WHAT IS BEING ASKED
Write out each line of the entries below that holds the word "link".

Data records for software interfaces:

====================

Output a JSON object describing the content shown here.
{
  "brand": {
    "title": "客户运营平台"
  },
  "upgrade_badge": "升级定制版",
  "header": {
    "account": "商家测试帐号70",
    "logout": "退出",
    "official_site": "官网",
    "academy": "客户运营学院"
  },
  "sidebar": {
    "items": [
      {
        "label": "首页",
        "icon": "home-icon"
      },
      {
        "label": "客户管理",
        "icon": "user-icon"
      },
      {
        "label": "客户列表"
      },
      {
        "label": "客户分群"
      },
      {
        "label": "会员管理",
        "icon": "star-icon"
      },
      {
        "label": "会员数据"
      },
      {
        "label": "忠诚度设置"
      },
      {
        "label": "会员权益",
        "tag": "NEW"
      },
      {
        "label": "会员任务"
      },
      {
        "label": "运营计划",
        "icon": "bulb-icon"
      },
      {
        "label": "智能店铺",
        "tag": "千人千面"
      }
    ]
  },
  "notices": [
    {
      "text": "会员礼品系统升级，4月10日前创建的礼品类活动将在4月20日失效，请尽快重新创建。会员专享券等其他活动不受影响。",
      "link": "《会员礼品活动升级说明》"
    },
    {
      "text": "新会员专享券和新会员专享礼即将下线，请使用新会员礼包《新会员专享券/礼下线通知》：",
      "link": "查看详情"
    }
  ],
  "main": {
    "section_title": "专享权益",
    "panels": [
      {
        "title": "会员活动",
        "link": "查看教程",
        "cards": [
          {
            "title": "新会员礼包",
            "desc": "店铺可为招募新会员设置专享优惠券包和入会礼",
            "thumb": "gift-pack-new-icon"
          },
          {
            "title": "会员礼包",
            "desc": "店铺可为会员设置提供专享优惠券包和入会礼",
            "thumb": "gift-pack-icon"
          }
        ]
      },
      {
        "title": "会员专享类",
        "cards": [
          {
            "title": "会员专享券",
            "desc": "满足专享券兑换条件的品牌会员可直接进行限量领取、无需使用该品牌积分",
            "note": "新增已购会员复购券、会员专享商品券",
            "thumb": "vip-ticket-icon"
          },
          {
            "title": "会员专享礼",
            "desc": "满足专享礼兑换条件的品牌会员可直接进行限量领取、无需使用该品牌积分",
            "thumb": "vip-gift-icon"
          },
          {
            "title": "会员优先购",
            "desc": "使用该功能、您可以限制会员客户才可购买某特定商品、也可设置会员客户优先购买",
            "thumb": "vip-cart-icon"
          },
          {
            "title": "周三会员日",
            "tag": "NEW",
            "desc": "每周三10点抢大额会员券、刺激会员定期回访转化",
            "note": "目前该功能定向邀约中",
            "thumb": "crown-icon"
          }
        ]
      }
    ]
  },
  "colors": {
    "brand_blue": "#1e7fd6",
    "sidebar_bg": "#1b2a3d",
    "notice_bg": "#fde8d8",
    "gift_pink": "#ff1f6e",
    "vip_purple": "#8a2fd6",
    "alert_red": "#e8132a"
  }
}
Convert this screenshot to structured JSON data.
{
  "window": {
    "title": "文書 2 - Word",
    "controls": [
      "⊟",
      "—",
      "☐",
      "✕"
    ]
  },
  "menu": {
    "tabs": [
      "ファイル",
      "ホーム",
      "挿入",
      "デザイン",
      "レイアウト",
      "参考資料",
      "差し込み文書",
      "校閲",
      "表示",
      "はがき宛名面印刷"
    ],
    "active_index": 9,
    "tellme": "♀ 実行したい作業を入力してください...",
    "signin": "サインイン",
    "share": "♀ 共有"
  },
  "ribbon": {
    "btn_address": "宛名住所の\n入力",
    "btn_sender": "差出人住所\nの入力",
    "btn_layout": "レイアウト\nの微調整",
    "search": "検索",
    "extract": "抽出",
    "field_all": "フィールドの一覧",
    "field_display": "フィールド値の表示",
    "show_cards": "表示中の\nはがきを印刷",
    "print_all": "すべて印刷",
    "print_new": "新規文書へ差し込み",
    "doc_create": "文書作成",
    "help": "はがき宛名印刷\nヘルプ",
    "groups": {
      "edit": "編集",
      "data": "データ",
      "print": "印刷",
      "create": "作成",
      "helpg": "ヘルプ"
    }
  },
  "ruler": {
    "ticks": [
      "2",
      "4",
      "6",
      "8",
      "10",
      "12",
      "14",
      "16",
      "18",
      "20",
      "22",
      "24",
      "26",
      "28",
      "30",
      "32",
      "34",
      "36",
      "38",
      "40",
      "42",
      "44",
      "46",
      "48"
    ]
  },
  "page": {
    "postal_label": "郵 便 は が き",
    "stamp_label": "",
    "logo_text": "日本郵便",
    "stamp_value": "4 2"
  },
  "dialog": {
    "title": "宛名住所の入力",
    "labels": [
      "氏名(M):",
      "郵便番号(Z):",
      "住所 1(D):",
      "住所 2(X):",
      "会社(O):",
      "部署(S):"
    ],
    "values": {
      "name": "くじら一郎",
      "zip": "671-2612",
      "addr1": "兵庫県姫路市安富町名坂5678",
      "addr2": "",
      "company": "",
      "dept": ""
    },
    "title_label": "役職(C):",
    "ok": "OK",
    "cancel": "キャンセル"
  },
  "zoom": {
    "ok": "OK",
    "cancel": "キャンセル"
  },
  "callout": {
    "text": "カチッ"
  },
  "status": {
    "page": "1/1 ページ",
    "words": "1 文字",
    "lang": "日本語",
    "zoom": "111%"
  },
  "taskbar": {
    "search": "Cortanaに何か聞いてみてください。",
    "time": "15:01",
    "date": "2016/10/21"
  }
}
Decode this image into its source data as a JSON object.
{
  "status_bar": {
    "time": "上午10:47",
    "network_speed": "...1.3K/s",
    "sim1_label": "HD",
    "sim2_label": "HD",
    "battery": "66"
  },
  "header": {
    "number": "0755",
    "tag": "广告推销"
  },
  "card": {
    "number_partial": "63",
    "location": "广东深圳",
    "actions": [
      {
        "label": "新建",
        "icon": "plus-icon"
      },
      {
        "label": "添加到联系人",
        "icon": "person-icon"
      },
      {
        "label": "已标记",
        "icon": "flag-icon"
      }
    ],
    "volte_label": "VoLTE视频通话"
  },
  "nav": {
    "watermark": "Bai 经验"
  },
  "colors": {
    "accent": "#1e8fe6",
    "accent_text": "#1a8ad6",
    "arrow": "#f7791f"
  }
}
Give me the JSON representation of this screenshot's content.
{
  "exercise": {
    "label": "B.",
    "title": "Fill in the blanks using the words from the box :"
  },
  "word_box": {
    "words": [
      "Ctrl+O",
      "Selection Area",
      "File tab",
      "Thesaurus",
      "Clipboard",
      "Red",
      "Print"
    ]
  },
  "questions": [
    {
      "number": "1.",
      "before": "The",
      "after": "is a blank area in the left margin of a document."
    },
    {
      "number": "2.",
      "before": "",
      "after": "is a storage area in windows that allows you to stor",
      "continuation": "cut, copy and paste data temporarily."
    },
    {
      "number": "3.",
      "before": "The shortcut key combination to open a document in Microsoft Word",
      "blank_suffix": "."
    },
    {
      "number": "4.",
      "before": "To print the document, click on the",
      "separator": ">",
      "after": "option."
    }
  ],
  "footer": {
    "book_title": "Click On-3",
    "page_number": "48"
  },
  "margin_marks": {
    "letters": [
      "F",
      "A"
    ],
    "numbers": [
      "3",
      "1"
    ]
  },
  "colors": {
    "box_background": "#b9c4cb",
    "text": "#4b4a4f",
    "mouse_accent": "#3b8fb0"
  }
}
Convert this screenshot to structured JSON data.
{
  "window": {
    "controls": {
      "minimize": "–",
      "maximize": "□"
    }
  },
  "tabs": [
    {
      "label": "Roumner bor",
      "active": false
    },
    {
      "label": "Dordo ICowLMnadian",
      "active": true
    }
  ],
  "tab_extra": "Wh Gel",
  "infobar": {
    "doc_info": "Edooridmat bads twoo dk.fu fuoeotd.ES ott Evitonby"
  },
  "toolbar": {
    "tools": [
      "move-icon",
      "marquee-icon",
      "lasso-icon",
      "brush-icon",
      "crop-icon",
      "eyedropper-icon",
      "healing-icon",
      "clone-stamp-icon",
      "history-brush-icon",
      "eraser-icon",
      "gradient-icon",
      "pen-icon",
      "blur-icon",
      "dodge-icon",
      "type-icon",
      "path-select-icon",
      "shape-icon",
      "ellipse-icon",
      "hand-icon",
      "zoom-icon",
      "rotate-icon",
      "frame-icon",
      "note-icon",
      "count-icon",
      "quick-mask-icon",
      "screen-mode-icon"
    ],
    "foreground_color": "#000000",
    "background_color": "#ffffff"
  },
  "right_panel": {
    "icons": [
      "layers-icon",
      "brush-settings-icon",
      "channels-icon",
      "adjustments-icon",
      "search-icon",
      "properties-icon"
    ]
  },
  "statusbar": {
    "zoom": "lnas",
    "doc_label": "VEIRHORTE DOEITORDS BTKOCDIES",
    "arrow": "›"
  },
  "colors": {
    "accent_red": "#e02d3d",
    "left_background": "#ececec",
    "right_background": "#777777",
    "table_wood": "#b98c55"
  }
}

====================

SOLUTION TO THIS TASK
      "link": "《会员礼品活动升级说明》"
      "link": "查看详情"
        "link": "查看教程",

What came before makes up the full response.